In addition, price controls and exchange-rate restrictions enervate business competitiveness. If that were not enough, other factors further the damage, such as expropriations, tax assessments, and fines against private initiatives, all of which ultimately weaken investment and lead to less jobs.
Some experts on the job market believe that this situation partly explains why informal employment has not fallen below 40% even though the National Statistics Institute claims that "the evolution of employment continues to head toward consolidation of economic activities that generate more jobs," in referring to growth in the formal employment sector over the past 14 years.
According to the official entity, 12.9 million people held jobs last December. From that amount, 58% was employed by the formal sector while 42% was involved in the informal sector of the economy.
This means that, despite all efforts, 5,428,791 people do not have stable jobs, a trend that has numerically remained constant over recent years. The National Institute of Statistics attributes this situation to a significant portion of the informal sector using modern technology and meeting social employment standards. It also notes that this sector now has the possibility of adhering to the social-security program.
The private sector has stressed to the government the need to assess policies as a whole. The official sector has publicly acknowledged the role of the private sector in the country's development. Nevertheless, words have not turned into action, and nothing seems to evidence changes in relations between both sides.
Translated by Félix Rojas Alva

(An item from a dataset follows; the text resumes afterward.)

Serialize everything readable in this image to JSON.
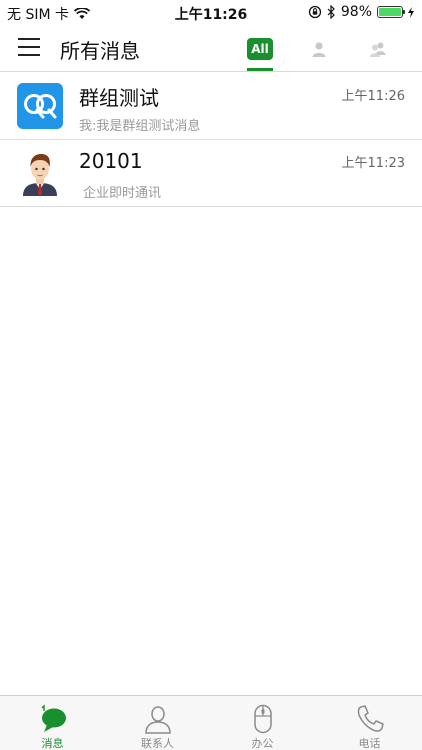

A simple reason: there is oil galore, would suffice to explain Guyana's actions. Another explanation lies in the little or none efforts made by the Venezuelan government to thwart the move by the Guyanese. This is certainly not a new problem, but a problem only recently highlighted because oil is involved. But what other resources does the disputed area hold? For most of us it is a section on the map with black and white stripes on it, a depiction of something distant, alien, a nothingness not worth paying much attention to in geography classes back in elementary school.